/---

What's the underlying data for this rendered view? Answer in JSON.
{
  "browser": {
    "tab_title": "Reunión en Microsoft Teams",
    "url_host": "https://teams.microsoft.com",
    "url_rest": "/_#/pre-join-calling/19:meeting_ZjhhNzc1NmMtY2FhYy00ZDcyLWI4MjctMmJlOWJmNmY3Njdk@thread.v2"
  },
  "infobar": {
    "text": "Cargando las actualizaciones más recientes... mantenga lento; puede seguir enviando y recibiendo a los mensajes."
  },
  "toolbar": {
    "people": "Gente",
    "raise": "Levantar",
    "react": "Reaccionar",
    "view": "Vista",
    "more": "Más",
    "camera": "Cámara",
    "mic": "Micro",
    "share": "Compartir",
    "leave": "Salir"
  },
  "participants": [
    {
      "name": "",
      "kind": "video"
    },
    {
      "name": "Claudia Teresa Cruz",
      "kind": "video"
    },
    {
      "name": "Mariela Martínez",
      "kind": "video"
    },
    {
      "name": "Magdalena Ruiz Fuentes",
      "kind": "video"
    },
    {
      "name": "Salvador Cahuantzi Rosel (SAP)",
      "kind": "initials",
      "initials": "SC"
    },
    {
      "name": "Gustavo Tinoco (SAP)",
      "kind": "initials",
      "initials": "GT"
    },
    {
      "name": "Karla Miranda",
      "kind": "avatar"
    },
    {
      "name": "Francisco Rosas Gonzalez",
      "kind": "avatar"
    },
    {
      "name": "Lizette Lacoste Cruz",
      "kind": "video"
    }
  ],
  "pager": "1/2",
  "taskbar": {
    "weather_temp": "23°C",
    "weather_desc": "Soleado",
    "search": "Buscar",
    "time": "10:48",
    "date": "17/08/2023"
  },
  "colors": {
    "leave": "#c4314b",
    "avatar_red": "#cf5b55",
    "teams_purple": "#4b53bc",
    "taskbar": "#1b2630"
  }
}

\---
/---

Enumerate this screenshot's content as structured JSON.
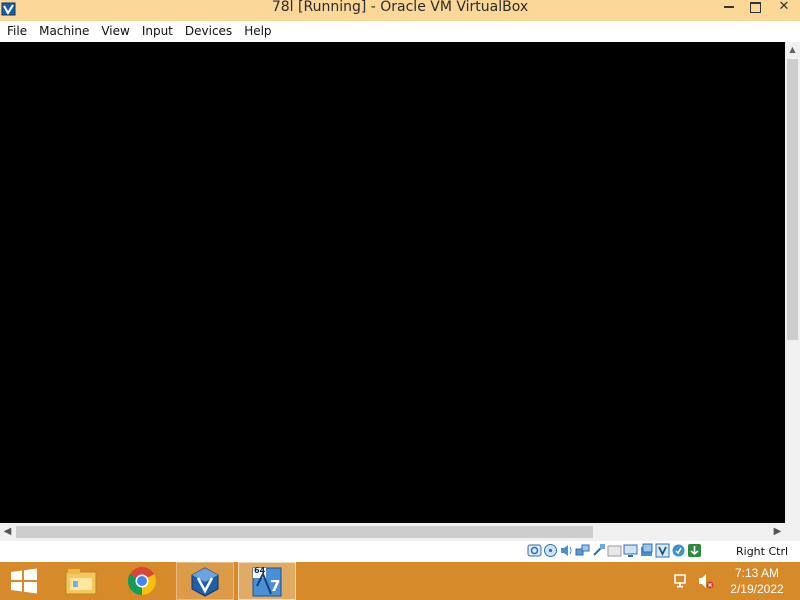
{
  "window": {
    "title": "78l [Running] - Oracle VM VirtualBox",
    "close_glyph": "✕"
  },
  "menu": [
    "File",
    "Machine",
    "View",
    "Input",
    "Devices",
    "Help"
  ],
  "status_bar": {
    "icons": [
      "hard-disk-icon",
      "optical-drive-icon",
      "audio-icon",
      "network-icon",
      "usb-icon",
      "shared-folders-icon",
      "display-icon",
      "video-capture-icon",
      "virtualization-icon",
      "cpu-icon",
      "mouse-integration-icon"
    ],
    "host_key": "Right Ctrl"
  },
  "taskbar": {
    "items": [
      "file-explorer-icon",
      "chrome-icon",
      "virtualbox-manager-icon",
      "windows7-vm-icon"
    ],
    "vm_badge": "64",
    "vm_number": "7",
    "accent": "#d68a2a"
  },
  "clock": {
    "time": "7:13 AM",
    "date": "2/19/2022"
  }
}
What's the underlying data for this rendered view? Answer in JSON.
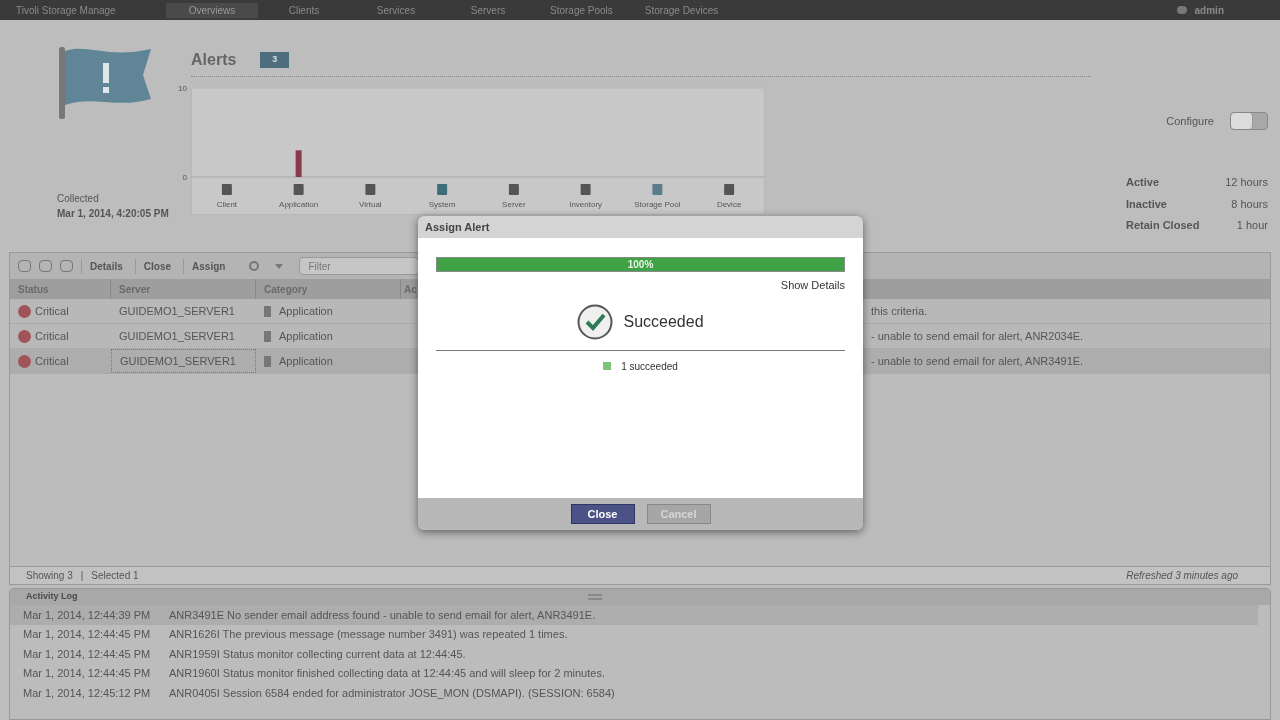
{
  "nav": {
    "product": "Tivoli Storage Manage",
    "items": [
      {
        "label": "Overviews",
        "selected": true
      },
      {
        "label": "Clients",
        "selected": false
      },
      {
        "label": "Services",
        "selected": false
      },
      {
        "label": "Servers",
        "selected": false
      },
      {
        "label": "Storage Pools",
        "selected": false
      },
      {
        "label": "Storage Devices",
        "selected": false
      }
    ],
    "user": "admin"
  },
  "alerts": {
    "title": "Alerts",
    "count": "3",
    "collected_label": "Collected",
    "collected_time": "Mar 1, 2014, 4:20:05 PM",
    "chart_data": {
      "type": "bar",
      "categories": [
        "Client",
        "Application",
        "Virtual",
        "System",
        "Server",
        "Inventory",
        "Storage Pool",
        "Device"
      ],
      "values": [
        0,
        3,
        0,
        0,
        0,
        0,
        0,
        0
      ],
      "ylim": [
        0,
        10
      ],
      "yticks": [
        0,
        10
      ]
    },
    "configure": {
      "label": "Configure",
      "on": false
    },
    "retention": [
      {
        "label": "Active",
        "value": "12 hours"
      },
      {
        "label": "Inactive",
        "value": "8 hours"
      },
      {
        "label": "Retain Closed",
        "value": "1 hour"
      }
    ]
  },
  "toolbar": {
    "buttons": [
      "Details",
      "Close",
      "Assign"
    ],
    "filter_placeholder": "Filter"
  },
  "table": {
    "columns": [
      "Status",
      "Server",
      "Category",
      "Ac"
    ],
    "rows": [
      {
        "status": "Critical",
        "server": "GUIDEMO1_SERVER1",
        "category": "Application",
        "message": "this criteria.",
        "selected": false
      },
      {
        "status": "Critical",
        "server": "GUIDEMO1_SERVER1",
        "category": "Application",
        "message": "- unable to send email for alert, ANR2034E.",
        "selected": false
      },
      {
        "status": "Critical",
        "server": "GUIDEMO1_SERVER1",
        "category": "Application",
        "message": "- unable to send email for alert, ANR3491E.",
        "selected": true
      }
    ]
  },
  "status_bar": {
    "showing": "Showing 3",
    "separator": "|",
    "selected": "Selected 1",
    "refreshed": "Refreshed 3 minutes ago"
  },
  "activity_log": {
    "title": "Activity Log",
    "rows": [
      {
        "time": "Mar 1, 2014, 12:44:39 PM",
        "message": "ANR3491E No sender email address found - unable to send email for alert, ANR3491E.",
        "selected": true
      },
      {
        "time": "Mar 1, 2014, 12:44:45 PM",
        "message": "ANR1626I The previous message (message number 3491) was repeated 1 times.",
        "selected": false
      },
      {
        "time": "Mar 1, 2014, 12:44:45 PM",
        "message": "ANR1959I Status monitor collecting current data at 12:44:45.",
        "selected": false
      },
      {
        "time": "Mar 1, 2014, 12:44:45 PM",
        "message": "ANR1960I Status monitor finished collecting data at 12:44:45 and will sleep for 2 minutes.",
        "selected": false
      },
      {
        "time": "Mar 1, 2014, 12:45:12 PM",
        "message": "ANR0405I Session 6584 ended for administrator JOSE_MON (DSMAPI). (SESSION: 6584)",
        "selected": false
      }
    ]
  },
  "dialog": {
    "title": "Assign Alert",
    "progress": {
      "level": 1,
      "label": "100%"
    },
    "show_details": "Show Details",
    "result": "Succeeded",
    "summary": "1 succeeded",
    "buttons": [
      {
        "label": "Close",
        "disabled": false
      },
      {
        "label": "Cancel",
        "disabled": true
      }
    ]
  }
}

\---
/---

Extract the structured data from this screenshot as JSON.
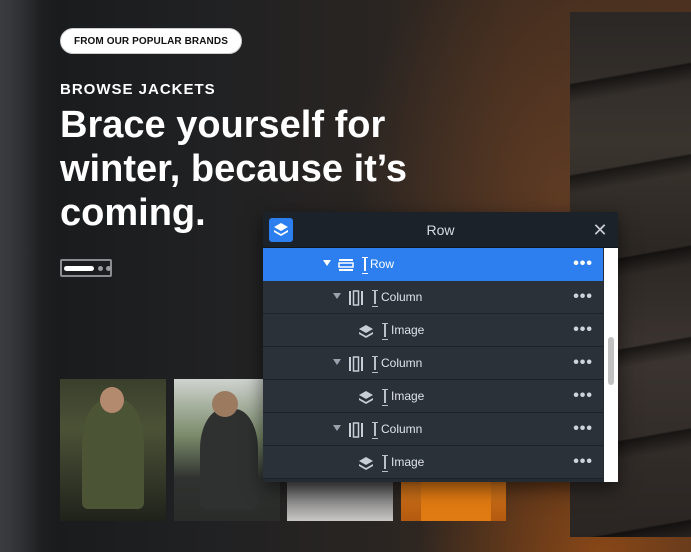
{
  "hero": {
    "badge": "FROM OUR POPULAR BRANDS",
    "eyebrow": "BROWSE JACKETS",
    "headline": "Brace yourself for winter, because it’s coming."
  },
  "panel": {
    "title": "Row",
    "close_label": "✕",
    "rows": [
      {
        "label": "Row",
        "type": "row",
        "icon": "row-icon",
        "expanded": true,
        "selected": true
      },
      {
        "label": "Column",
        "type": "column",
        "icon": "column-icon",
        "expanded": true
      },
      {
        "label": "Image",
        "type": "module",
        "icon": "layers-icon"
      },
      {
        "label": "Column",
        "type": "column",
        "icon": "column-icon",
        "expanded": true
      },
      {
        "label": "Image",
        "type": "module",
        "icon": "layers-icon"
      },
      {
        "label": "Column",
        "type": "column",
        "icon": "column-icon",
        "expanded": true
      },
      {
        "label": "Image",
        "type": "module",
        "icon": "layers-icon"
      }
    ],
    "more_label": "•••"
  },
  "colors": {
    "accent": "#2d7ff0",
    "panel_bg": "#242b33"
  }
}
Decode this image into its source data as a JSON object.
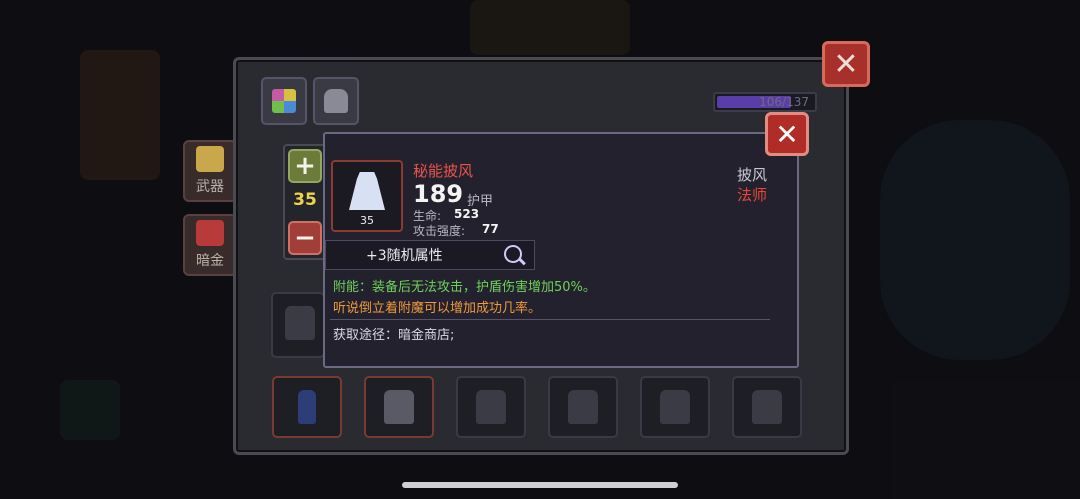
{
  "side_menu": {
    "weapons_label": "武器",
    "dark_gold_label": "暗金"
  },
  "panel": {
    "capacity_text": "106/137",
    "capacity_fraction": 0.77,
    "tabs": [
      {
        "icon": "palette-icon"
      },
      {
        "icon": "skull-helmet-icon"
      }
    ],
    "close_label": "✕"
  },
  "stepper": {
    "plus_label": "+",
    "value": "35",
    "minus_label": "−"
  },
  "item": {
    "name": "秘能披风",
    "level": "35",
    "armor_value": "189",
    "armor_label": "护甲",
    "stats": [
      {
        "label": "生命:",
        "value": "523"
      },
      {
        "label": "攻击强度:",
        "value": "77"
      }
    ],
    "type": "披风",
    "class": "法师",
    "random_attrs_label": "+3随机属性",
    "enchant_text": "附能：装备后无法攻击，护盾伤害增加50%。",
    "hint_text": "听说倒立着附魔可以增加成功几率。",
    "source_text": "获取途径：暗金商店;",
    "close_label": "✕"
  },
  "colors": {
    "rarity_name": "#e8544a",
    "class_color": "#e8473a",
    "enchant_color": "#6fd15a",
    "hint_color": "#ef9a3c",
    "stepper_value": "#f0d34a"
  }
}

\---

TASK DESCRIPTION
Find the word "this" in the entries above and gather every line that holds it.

FINAL ANSWER
What's the underlying data for this rendered view? Answer in JSON.
Enumerate this screenshot's content as structured JSON.
What's the underlying data for this rendered view? Answer in JSON.
        "message": "this criteria.",
Extract the structured data from this screenshot as JSON.
Decode this image into its source data as a JSON object.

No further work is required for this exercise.